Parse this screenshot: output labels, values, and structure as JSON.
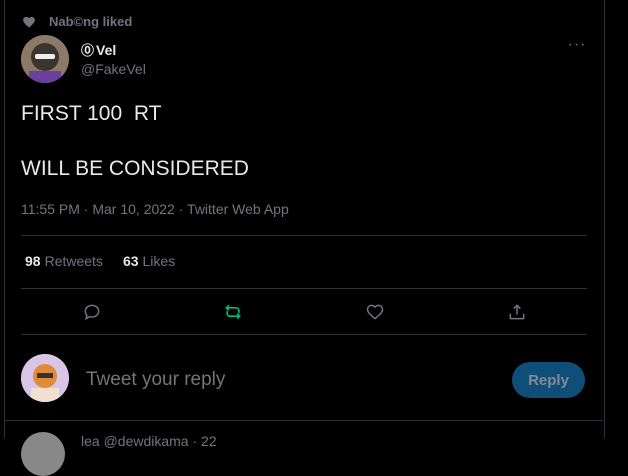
{
  "social_context": {
    "text": "Nab©ng liked"
  },
  "tweet": {
    "author_mark": "⓪",
    "author_name": "Vel",
    "handle": "@FakeVel",
    "line1": "FIRST 100  RT",
    "line2": "WILL BE CONSIDERED",
    "time": "11:55 PM",
    "date": "Mar 10, 2022",
    "source": "Twitter Web App"
  },
  "stats": {
    "retweets_count": "98",
    "retweets_label": "Retweets",
    "likes_count": "63",
    "likes_label": "Likes"
  },
  "actions": [
    "reply-icon",
    "retweet-icon",
    "like-icon",
    "share-icon"
  ],
  "colors": {
    "retweet_active": "#00ba7c",
    "reply_button": "#0f4e78"
  },
  "reply": {
    "placeholder": "Tweet your reply",
    "button_label": "Reply"
  },
  "next_tweet": {
    "preview_text": "lea @dewdikama  · 22"
  }
}
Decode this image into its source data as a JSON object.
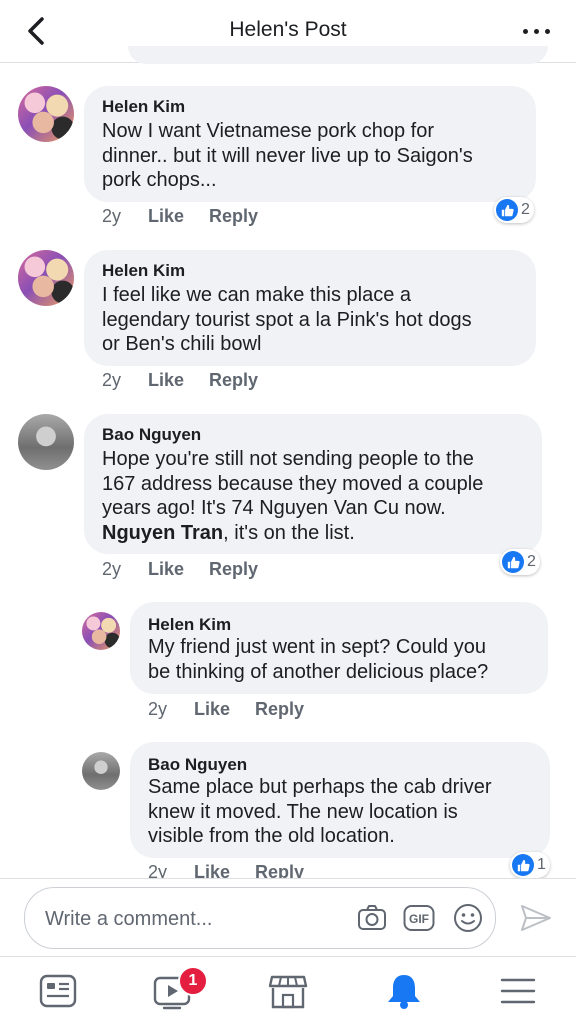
{
  "header": {
    "title": "Helen's Post"
  },
  "comments": [
    {
      "author": "Helen Kim",
      "lines": [
        "Now I want Vietnamese pork chop for",
        "dinner.. but it will never live up to Saigon's",
        "pork chops..."
      ],
      "time": "2y",
      "like": "Like",
      "reply": "Reply",
      "reactions": "2"
    },
    {
      "author": "Helen Kim",
      "lines": [
        "I feel like we can make this place a",
        "legendary tourist spot a la Pink's hot dogs",
        "or Ben's chili bowl"
      ],
      "time": "2y",
      "like": "Like",
      "reply": "Reply"
    },
    {
      "author": "Bao Nguyen",
      "lines": [
        "Hope you're still not sending people to the",
        "167 address because they moved a couple",
        "years ago! It's 74 Nguyen Van Cu now."
      ],
      "mention": "Nguyen Tran",
      "mention_tail": ", it's on the list.",
      "time": "2y",
      "like": "Like",
      "reply": "Reply",
      "reactions": "2"
    }
  ],
  "replies": [
    {
      "author": "Helen Kim",
      "lines": [
        "My friend just went in sept? Could you",
        "be thinking of another delicious place?"
      ],
      "time": "2y",
      "like": "Like",
      "reply": "Reply"
    },
    {
      "author": "Bao Nguyen",
      "lines": [
        "Same place but perhaps the cab driver",
        "knew it moved. The new location is",
        "visible from the old location."
      ],
      "time": "2y",
      "like": "Like",
      "reply": "Reply",
      "reactions": "1"
    }
  ],
  "composer": {
    "placeholder": "Write a comment..."
  },
  "bottom_nav": {
    "watch_badge": "1"
  },
  "colors": {
    "accent": "#1877f2",
    "bubble": "#f0f2f5",
    "badge": "#e41e3f"
  },
  "icons": [
    "back-icon",
    "more-icon",
    "camera-icon",
    "gif-icon",
    "emoji-icon",
    "send-icon",
    "news-feed-icon",
    "watch-icon",
    "marketplace-icon",
    "notifications-icon",
    "menu-icon",
    "like-icon"
  ]
}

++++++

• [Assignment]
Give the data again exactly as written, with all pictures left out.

• [Written solution]
Parse this screenshot: output labels, values, and structure as JSON.
{
  "social_context": {
    "text": "Nab©ng liked"
  },
  "tweet": {
    "author_mark": "⓪",
    "author_name": "Vel",
    "handle": "@FakeVel",
    "line1": "FIRST 100  RT",
    "line2": "WILL BE CONSIDERED",
    "time": "11:55 PM",
    "date": "Mar 10, 2022",
    "source": "Twitter Web App"
  },
  "stats": {
    "retweets_count": "98",
    "retweets_label": "Retweets",
    "likes_count": "63",
    "likes_label": "Likes"
  },
  "actions": [
    "reply-icon",
    "retweet-icon",
    "like-icon",
    "share-icon"
  ],
  "colors": {
    "retweet_active": "#00ba7c",
    "reply_button": "#0f4e78"
  },
  "reply": {
    "placeholder": "Tweet your reply",
    "button_label": "Reply"
  },
  "next_tweet": {
    "preview_text": "lea @dewdikama  · 22"
  }
}
Decode this image into its source data as a JSON object.
{
  "header": {
    "title": "Helen's Post"
  },
  "comments": [
    {
      "author": "Helen Kim",
      "lines": [
        "Now I want Vietnamese pork chop for",
        "dinner.. but it will never live up to Saigon's",
        "pork chops..."
      ],
      "time": "2y",
      "like": "Like",
      "reply": "Reply",
      "reactions": "2"
    },
    {
      "author": "Helen Kim",
      "lines": [
        "I feel like we can make this place a",
        "legendary tourist spot a la Pink's hot dogs",
        "or Ben's chili bowl"
      ],
      "time": "2y",
      "like": "Like",
      "reply": "Reply"
    },
    {
      "author": "Bao Nguyen",
      "lines": [
        "Hope you're still not sending people to the",
        "167 address because they moved a couple",
        "years ago! It's 74 Nguyen Van Cu now."
      ],
      "mention": "Nguyen Tran",
      "mention_tail": ", it's on the list.",
      "time": "2y",
      "like": "Like",
      "reply": "Reply",
      "reactions": "2"
    }
  ],
  "replies": [
    {
      "author": "Helen Kim",
      "lines": [
        "My friend just went in sept? Could you",
        "be thinking of another delicious place?"
      ],
      "time": "2y",
      "like": "Like",
      "reply": "Reply"
    },
    {
      "author": "Bao Nguyen",
      "lines": [
        "Same place but perhaps the cab driver",
        "knew it moved. The new location is",
        "visible from the old location."
      ],
      "time": "2y",
      "like": "Like",
      "reply": "Reply",
      "reactions": "1"
    }
  ],
  "composer": {
    "placeholder": "Write a comment..."
  },
  "bottom_nav": {
    "watch_badge": "1"
  },
  "colors": {
    "accent": "#1877f2",
    "bubble": "#f0f2f5",
    "badge": "#e41e3f"
  },
  "icons": [
    "back-icon",
    "more-icon",
    "camera-icon",
    "gif-icon",
    "emoji-icon",
    "send-icon",
    "news-feed-icon",
    "watch-icon",
    "marketplace-icon",
    "notifications-icon",
    "menu-icon",
    "like-icon"
  ]
}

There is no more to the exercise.